Sunday, 1 August 2010

Incredible Hulk #132. Hydra

Incredible Hulk #132, against the hordes of Hydra
(Cover from October 1970.)

“In The Hands Of Hydra!”

Written by Roy Thomas.
Drawn by Herb Trimpe.
Inked by John Severin.
Lettering by Artie Simek.

“Many arms have Hydra! Cut off a limb and two more shall take its place!” which must come in handy if its members ever decide to take up chainsaw juggling.

Instead, the criminal organisation who can only afford one cape between them have decided to do something far more dangerous - capturing the Hulk. They want to use him as their new super-weapon, and so recruit the services of Jim Wilson by convincing him the US military, who currently have the green-skinned behemoth, intend their captive nothing but ill.

Jim Wilson is of course spectacularly stupid in this tale, helping Hydra even though they make no attempt to act like anything but villains in front of him. “Few could talk thus to the Supreme Hydra -- and survive!” The Supreme Hydra tells him during a trip to the pictures. You think that alone might be enough to warn Jim they’re not the good guys in this tale. But no, he just ploughs straight on and helps them, somehow thinking he’s aiding the Hulk by delivering them into their hands.

Despite this, I can’t deny I have a soft spot for Jim Wilson. He’s currently as thick as two short planks and guaranteed to make the wrong decision at every turn but at least his heart’s in the right place.

I also can’t deny I have a soft spot for Hydra. Of the three Marvel criminal organisations of the age, AIM, the Maggia and Hydra, Hydra are the only ones who’ve ever grabbed me. Maybe it’s the masks, maybe it’s the tendency to burst into melodramatic mottoes - like some gang of malevolent boy scouts - or maybe it’s just the fact they don’t wear beekeepers’ hats or sound like the Mafia. Needless to say their nefarious plan turns out to be a dud and, like the Mandarin before them, who also sought to use the Hulk as a super-weapon, all they succeed in doing is bringing him into their secret lair so he can smash it to pieces.

But this issue's not about the Hulk, who's really just a supporting player here. It's about new cast member Jim Wilson and, at the tale's end, Jim's hurt and possibly dying. Will we have to say goodbye to our new sometime-sidekick before we even got to know him properly?


Hoosier X said...

Hydra's cool.

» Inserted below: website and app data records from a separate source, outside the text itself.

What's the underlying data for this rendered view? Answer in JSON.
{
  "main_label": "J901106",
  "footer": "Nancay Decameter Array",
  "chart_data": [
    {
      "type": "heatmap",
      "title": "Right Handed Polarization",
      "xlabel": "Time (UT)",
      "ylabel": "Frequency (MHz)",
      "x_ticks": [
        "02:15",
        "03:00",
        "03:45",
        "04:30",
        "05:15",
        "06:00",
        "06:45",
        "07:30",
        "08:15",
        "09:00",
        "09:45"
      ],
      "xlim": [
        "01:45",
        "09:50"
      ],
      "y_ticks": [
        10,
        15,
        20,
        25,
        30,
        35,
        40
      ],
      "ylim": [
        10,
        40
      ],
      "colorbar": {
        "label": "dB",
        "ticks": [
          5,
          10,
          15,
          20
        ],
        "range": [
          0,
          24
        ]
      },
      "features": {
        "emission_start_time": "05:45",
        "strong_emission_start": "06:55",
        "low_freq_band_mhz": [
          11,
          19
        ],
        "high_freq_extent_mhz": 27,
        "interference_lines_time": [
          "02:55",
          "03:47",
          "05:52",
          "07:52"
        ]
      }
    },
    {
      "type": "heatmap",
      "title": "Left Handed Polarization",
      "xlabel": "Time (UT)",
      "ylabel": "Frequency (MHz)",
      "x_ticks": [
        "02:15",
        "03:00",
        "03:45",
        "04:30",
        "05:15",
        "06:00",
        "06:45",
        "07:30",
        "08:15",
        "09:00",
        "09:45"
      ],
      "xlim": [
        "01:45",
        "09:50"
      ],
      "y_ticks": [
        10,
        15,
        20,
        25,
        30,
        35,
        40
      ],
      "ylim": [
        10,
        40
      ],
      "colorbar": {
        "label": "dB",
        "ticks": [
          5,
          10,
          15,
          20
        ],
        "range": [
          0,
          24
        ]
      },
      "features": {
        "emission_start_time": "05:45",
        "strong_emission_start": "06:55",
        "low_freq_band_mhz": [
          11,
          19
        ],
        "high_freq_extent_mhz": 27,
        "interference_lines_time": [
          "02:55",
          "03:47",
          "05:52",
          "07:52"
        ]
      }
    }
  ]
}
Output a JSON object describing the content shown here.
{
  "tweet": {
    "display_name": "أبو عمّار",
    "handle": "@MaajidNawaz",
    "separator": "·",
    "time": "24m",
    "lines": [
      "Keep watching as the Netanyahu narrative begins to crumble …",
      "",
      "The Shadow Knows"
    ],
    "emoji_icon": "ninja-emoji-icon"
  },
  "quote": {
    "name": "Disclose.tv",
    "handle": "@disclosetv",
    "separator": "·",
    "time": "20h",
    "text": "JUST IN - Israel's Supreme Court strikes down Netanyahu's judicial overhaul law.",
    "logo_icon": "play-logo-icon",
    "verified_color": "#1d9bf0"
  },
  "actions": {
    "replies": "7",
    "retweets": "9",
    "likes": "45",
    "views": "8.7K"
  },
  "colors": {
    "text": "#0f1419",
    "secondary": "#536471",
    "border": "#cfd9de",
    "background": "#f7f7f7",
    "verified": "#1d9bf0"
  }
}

And I remember my first exposure to the Maggia, in Marvel Double Feature reprints of Iron Man's adventures against the Maggia from the last issues of Tales of Suspense and into Iron Man's own magazine. Those were cool, with great Gene Colan art. (I admit, I'm having trouble recalling any other good Maggia stories. No wonder Whitney Frost wanted out. Not because she was particularly bothered that they were evil. But because they were BORING.)

But I gotta also admit, I love AIM. Weren't they the scientific research arm of Hydra? And they split off and became a separate organization? (This is even more cool in retrospect, because that's just what real militaristic and/or revolutionary and/or terrorist covert organizations do.) AIM was involved with the Cosmic Cube storyline that brought the Red Skull into the "modern-day" Marvel continuity (the 1960s, I mean). And AIM also created Modok, one of my favorite stupid villains. (Yeah, he's stupid, but I was always glad to see him. Remember that giant battle suit he wore around 1973-1974 or so? I forget; you'll be getting to that.) I think I may prefer AIM to Hydra.

But I admit I can't refute your beekeeper comment. I almost wish there had been a scene in an issue of "Tales of Suspense" where Jasper Sitwell was briefing Nick Fury, and Fury responded with something like, "Are you telling me that Cap was kidnapped by a secret organization of evil beekeepers who are allied with the Red Skull!" And Sitwell would say, "Yessir, Col. Fury!" while he's saluting, and fondling his "Vote for Goldwater" button.

And what about the Secret Empire?

(I've never read Hulk #132, so I'd thought I'd offer a digression on Marvel's secret societies.)

The Cryptic Critic said...

I must admit the origins of AIM are a mystery to me but I too have a fondness for Modok.

I have to admit that when I think of the Maggia, I tend to think of Spider-Man and the likes of Silvermane and Man-Mountain Marko. Spidey always seemed more the right kind of opponent for a Mafia rip-off than the likes of Iron Man or the Fantastic Four were.

You Might Also Like

Related Posts with Thumbnails